So we did our little ride to Lebanon which was enough for us, especially when we had trouble with our directions again. People constantly amaze us with how nice they are though. A woman on a bike saw us looking stranded and pulled over to see if she could help. She then lead us to our destination and asked if we needed somewhere to stay because she has a spare room! Amazing huh. We did have a place…another warmshowers host. Scott cooked up a storm for us and we had a lovely evening with him. At this point our southbound riding was beginning to outrun the foliage that we so love and want to continue watching, so we discussed the idea of slowing up. Scott told us of a whole bunch of things that we could see in this area, on the border of Vermont and New Hampshire. So next morning we packed up and left for Quechee, just 30km away. We set up camp and stayed in this great spot for two days, visiting local towns and enjoying the season as it unfolds. Scott recommended a fantastic market, and as we were strolling through we heard a familiar voice…Scott’s arrived! We spent the afternoon with him and came up with the plan to go back to his place for two more days. This gave us a big chunk of time to enjoy the foliage changing – there’s an official name for people like us, leaf peepers! Dartmouth College is right here too and we spent a full day enjoying Hanover, the town associated with this Ivy League institution. It has a vibrant atmosphere, with crowds of young, confident, beautiful people getting set up for their lives.

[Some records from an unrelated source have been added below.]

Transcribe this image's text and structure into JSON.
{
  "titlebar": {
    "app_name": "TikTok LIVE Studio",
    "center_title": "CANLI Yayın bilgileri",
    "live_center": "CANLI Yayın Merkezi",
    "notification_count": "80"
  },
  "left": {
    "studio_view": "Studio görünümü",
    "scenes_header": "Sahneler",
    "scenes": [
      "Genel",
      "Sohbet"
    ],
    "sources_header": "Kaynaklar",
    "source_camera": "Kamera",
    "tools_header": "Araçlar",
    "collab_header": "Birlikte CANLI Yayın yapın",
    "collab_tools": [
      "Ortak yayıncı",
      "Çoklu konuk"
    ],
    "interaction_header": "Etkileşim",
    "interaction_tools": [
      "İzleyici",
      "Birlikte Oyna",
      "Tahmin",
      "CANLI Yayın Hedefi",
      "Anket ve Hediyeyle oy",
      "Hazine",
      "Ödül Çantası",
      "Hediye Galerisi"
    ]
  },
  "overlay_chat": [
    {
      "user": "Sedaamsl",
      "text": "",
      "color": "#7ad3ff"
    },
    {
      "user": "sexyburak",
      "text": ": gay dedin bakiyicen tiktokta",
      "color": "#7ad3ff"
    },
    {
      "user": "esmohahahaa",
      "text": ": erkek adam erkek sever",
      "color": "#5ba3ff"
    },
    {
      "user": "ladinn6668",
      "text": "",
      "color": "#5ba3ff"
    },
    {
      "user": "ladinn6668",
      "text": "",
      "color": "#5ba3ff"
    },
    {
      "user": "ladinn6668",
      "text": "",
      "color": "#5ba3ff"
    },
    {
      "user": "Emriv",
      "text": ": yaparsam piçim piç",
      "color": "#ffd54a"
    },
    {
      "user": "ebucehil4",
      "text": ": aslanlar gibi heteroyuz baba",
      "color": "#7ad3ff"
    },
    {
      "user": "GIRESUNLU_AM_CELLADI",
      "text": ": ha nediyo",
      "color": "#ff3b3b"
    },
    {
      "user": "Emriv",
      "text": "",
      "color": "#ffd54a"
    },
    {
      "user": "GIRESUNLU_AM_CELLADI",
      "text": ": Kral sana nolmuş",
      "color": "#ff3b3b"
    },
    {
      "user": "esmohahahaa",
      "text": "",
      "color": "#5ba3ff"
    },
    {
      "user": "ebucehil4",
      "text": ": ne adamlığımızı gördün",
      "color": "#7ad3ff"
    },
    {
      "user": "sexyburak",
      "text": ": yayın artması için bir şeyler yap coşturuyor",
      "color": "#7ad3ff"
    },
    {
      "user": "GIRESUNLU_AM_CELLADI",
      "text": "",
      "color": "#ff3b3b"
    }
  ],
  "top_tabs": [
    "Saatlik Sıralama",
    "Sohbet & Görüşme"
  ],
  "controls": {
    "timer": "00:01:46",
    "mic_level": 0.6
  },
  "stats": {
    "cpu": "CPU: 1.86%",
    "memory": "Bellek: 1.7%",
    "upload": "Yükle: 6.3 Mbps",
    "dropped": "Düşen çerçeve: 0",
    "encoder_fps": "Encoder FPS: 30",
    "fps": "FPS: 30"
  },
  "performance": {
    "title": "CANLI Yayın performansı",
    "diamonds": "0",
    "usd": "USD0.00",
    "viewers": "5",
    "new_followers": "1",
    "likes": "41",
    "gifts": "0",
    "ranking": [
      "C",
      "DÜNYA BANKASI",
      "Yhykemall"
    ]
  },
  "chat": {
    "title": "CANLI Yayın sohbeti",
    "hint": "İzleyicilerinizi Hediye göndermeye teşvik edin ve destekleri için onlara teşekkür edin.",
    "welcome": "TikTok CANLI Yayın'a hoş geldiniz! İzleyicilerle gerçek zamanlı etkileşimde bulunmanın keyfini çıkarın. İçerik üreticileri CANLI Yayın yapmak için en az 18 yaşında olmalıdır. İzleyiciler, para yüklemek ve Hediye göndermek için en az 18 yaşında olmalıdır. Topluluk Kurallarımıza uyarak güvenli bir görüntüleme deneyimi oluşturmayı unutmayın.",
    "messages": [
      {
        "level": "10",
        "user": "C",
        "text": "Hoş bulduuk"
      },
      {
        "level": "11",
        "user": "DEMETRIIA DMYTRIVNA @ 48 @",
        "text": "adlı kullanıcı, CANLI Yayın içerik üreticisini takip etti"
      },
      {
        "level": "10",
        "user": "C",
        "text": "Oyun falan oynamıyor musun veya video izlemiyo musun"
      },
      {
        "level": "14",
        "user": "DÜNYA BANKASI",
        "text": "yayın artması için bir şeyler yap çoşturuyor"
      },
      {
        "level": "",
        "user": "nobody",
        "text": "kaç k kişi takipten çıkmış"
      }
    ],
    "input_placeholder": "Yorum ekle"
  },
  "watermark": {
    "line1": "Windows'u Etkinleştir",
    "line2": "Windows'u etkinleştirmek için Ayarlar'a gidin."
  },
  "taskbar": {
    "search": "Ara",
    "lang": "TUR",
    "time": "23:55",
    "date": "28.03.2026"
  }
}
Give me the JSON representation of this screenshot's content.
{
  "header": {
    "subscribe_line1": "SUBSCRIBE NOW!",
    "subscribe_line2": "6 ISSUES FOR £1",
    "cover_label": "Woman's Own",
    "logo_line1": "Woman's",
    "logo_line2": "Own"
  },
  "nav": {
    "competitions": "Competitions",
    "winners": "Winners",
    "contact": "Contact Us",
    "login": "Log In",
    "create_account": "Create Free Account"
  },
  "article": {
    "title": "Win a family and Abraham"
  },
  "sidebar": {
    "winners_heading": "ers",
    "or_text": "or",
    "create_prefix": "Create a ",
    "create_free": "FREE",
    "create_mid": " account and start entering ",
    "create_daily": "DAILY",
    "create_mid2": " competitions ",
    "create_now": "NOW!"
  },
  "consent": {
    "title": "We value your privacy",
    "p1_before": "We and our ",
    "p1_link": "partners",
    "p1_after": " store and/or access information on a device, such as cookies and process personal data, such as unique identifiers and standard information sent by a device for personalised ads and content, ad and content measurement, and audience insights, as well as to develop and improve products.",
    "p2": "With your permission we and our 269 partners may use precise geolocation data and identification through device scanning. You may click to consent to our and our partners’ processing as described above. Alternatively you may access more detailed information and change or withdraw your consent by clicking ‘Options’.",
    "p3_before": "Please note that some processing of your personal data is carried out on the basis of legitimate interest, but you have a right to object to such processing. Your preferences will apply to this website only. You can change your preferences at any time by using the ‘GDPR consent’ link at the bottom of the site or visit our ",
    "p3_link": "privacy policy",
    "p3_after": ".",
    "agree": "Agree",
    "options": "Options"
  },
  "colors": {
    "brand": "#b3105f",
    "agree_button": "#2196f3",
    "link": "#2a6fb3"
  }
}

Several times we came into contact with students during the days we were there – friendly, interested young people, curious about our cycle trip and faraway Australia.
This ‘stop time’ also gave us an opportunity to organise a few things toward coming home, like hire a car, arrange boxes for the bikes and figure out how to get to Washington DC, some 900km away
Scott took us to Gile mountain where a short hike lead us to the old firetower from which we had 360 degree views of this magnificent sight… one of our top of the top highlights of the past three months.